▼

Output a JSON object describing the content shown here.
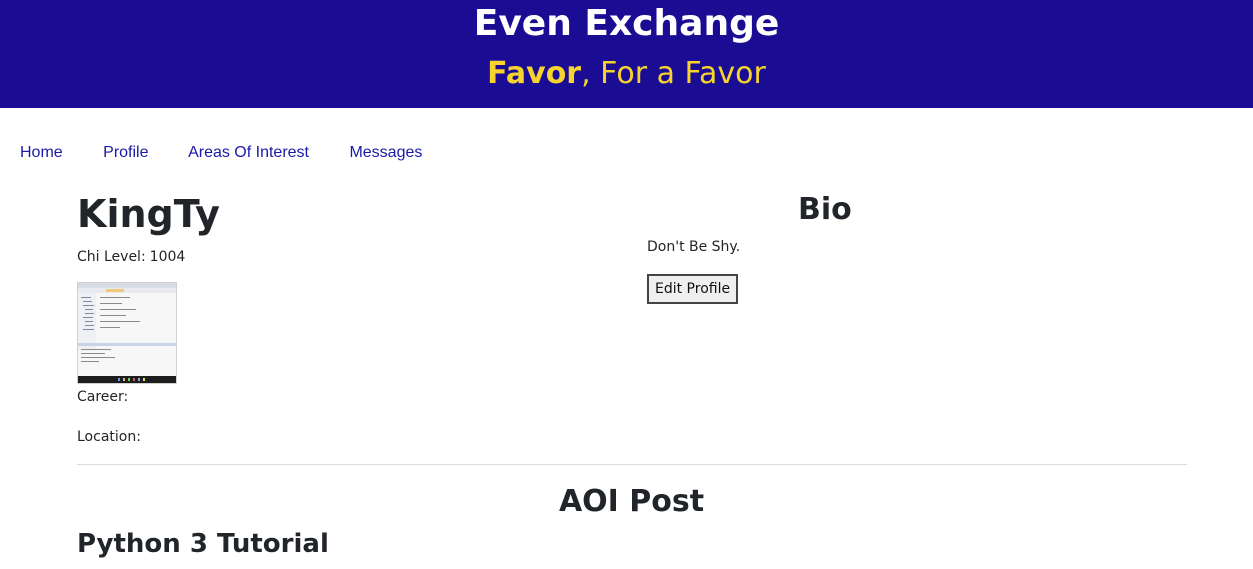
{
  "header": {
    "site_title": "Even Exchange",
    "tagline_strong": "Favor",
    "tagline_rest": ", For a Favor",
    "bg_color": "#1a0d94",
    "accent_color": "#f6d32d"
  },
  "nav": {
    "items": [
      {
        "label": "Home"
      },
      {
        "label": "Profile"
      },
      {
        "label": "Areas Of Interest"
      },
      {
        "label": "Messages"
      }
    ]
  },
  "profile": {
    "username": "KingTy",
    "chi_label": "Chi Level:",
    "chi_value": "1004",
    "career_label": "Career:",
    "location_label": "Location:",
    "avatar_icon": "screenshot-thumbnail"
  },
  "bio": {
    "title": "Bio",
    "text": "Don't Be Shy.",
    "edit_button": "Edit Profile"
  },
  "aoi": {
    "title": "AOI Post",
    "post_title": "Python 3 Tutorial"
  }
}
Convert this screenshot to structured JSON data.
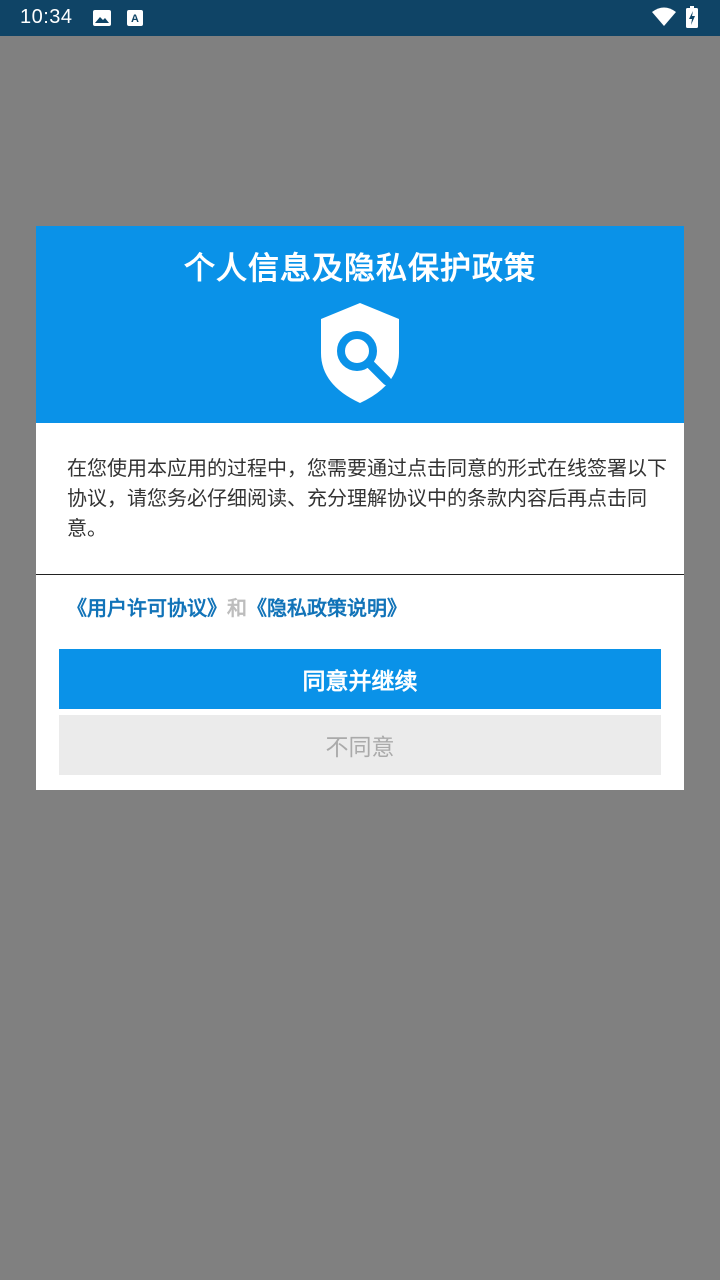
{
  "status_bar": {
    "time": "10:34",
    "icons_left": [
      "image-icon",
      "a-icon"
    ],
    "icons_right": [
      "wifi-icon",
      "battery-charging-icon"
    ]
  },
  "dialog": {
    "title": "个人信息及隐私保护政策",
    "header_icon": "shield-search-icon",
    "body": "在您使用本应用的过程中，您需要通过点击同意的形式在线签署以下协议，请您务必仔细阅读、充分理解协议中的条款内容后再点击同意。",
    "link_user_agreement": "《用户许可协议》",
    "link_and": "和",
    "link_privacy_policy": "《隐私政策说明》",
    "agree_button": "同意并继续",
    "disagree_button": "不同意"
  },
  "colors": {
    "status_bar": "#0f4466",
    "accent": "#0a92e8",
    "link": "#1173b8",
    "overlay": "#808080"
  }
}
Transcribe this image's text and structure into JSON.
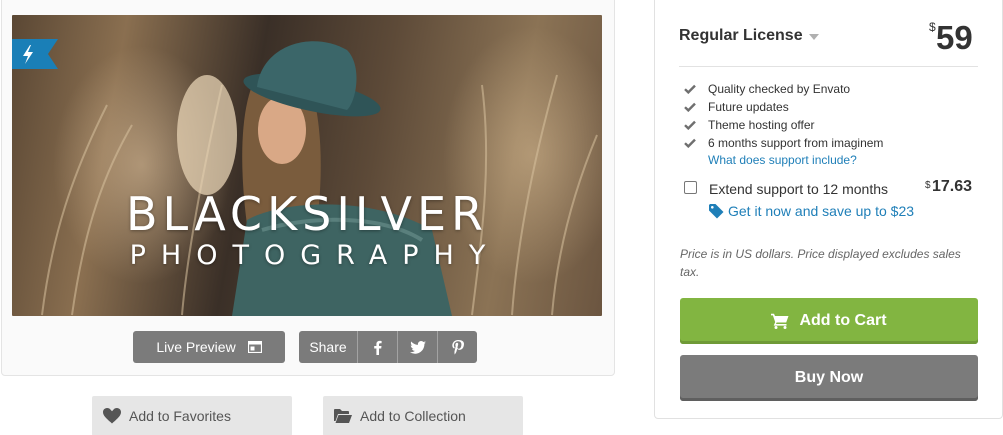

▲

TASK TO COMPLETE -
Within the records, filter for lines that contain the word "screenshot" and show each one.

TASK ANSWER -
    "avatar_icon": "screenshot-thumbnail"
Convert this screenshot to structured JSON data.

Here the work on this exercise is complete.